After early breakfast, drive to Paro for an hour and half, we embark on our hike to Takstang-The Tiger's Nest. This serene monastery clings to a steep granite cliff about 800 m/2,624ft above the valley floor. Legend has it that the Guru Rinpoche flew to this rocky cave in the 8th century to meditate. He flew here on the back of a tigress hence the name. Being one of the most revered pilgrim sites, many thousands of pilgrims come here every year, some walking for a month to reach here. The surrounding area has many temples, monasteries and cells where many monks, nuns and lay people can mediate-some even for a lifetime Although we are not allowed inside the monastery we can hike up to the view point, where a cafeteria is situated. From here you can get a most spectacular and breath-taking view of Takstang. It takes about 2 and half hours to get up there and about 2 hours to return down (approx.).

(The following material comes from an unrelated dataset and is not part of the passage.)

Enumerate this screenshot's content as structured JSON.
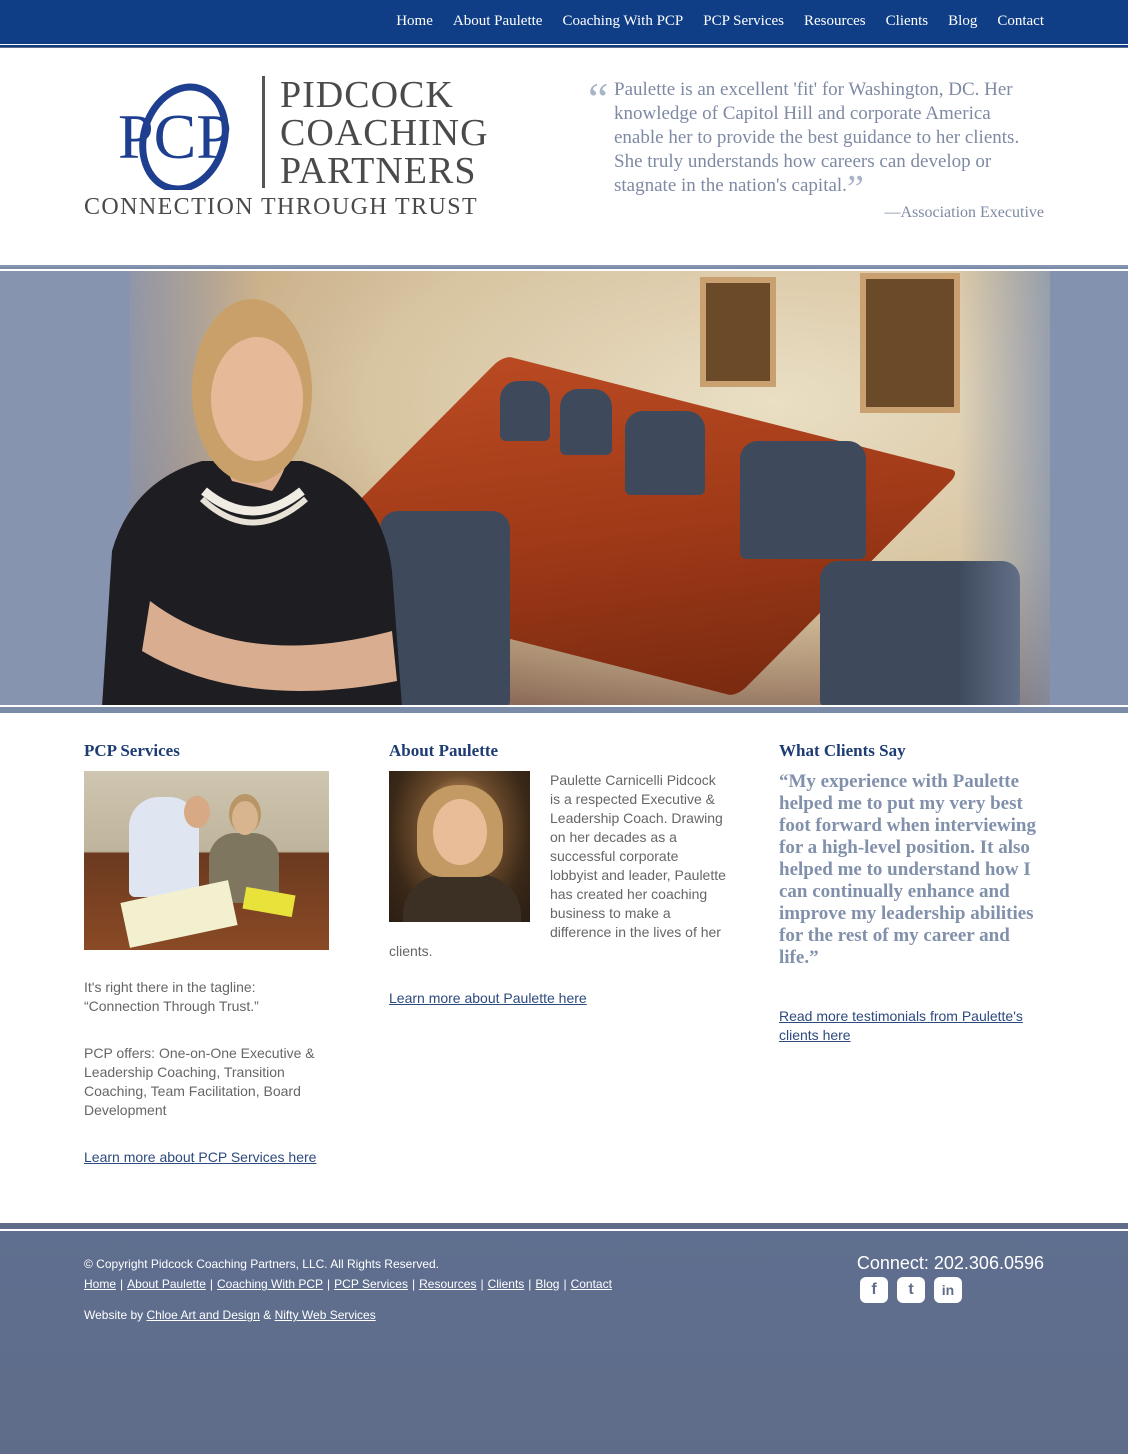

We will depart this morning to catch your flights home, filled with a lifetime of memories.
Our clients love us! Here's what a few of them have to say about their visit to Bhutan with Yangphel.

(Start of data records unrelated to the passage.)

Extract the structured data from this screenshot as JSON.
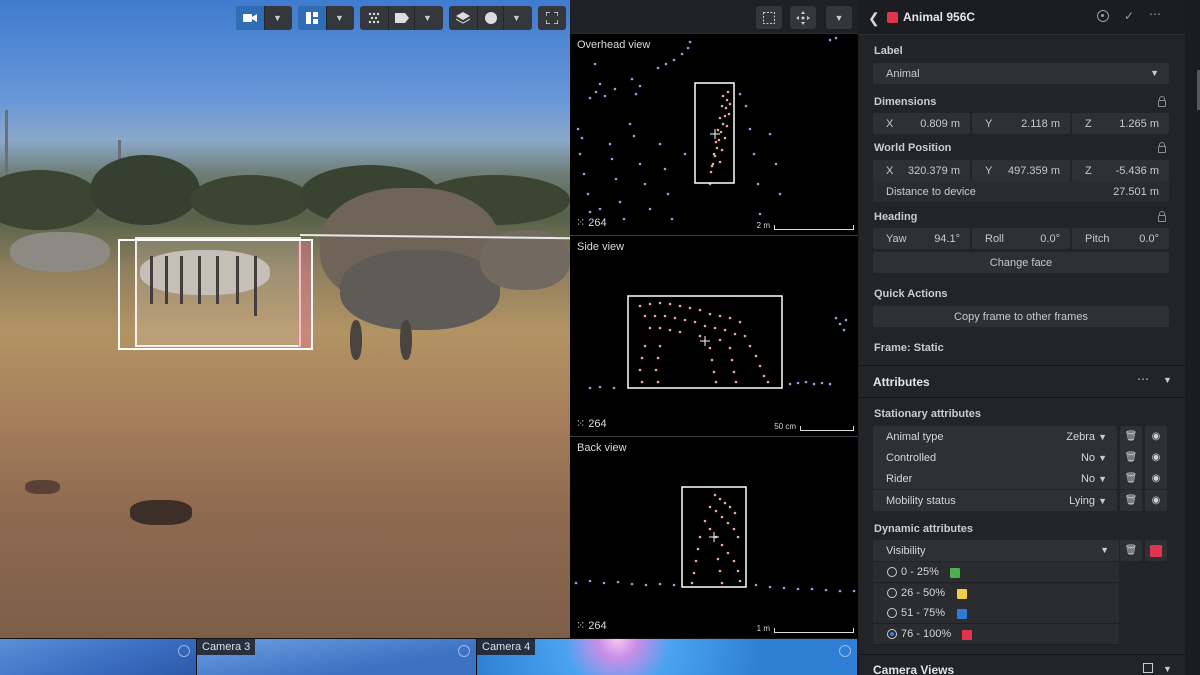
{
  "camera": {
    "toolbar": {
      "video_icon": "video-camera-icon",
      "layout_icon": "grid-layout-icon",
      "points_icon": "point-cloud-icon",
      "label_icon": "tag-icon",
      "layers_icon": "layers-icon",
      "circle_icon": "circle-icon",
      "fullscreen_icon": "fullscreen-icon"
    }
  },
  "views": [
    {
      "title": "Overhead view",
      "count": "264",
      "scale": "2 m"
    },
    {
      "title": "Side view",
      "count": "264",
      "scale": "50 cm"
    },
    {
      "title": "Back view",
      "count": "264",
      "scale": "1 m"
    }
  ],
  "camera_strip": [
    {
      "label": ""
    },
    {
      "label": "Camera 3"
    },
    {
      "label": "Camera 4"
    }
  ],
  "panel": {
    "title": "Animal 956C",
    "title_color": "#e0344f",
    "label_section": "Label",
    "label_value": "Animal",
    "dimensions": {
      "title": "Dimensions",
      "x_label": "X",
      "x_value": "0.809 m",
      "y_label": "Y",
      "y_value": "2.118 m",
      "z_label": "Z",
      "z_value": "1.265 m"
    },
    "world_position": {
      "title": "World Position",
      "x_label": "X",
      "x_value": "320.379 m",
      "y_label": "Y",
      "y_value": "497.359 m",
      "z_label": "Z",
      "z_value": "-5.436 m",
      "distance_label": "Distance to device",
      "distance_value": "27.501 m"
    },
    "heading": {
      "title": "Heading",
      "yaw_label": "Yaw",
      "yaw_value": "94.1°",
      "roll_label": "Roll",
      "roll_value": "0.0°",
      "pitch_label": "Pitch",
      "pitch_value": "0.0°",
      "change_face": "Change face"
    },
    "quick_actions": {
      "title": "Quick Actions",
      "copy_frame": "Copy frame to other frames"
    },
    "frame": "Frame: Static",
    "attributes": {
      "title": "Attributes",
      "stationary_title": "Stationary attributes",
      "stationary": [
        {
          "label": "Animal type",
          "value": "Zebra"
        },
        {
          "label": "Controlled",
          "value": "No"
        },
        {
          "label": "Rider",
          "value": "No"
        },
        {
          "label": "Mobility status",
          "value": "Lying"
        }
      ],
      "dynamic_title": "Dynamic attributes",
      "visibility_label": "Visibility",
      "visibility_color": "#e0344f",
      "visibility_options": [
        {
          "label": "0 - 25%",
          "color": "#4caf50",
          "selected": false
        },
        {
          "label": "26 - 50%",
          "color": "#f2cf4a",
          "selected": false
        },
        {
          "label": "51 - 75%",
          "color": "#2f7bd6",
          "selected": false
        },
        {
          "label": "76 - 100%",
          "color": "#e0344f",
          "selected": true
        }
      ]
    },
    "camera_views": "Camera Views"
  }
}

How can I describe my Wandering the World tour to Bhutan? Before I left, I was in anticipation of a wonderful trip with the promise of amazing mountain scenery, fascinating Buddhist culture, an invigorating trek through the stunning forests of central Bhutan and visiting remote villages. Marketed as the last Shrangri-la and famous for the idealism of Gross National Happiness, Bhutan had a lot to live up to. And now back home, I am left with so many emotional and spiritual memories that, thankfully still refuse to disappear. Golden Box moments galore, such as listening to guide Jigme singing haunting folk songs from the front of our minibus as we meandered the winding roads on our journey. And guide Kesang, sharing Buddhist legend and folk tales creating a colourful patchwork of the tiny nation who love their King, respect their government and live life with simplicity, honour, and respect for others. Our trekking days concluded in marvellous evenings which started with the Ara ceremony, culminating in the rhythmic singing of ancient songs and dancing with our village hosts. Simultaneously grinning and tearing up as the emotion of the moment became infused in my whole body. A team of guides and helpers made sure that every minute detail was seamlessly taken care of, right down to a hot cup of tea - referred to as bed tea - on waking each morning and our evening hot water bottles around the open fire. Our gorgeous guides cared for us, and cared about us. They are perfect examples of Gross National Happiness in Shrangri-la. Thank-you Jane and Glenyce for making my dream trip one to top all others! Grace travelled to Bhutan with wonderingtheworld.com.au and Yangphel Adventure Travel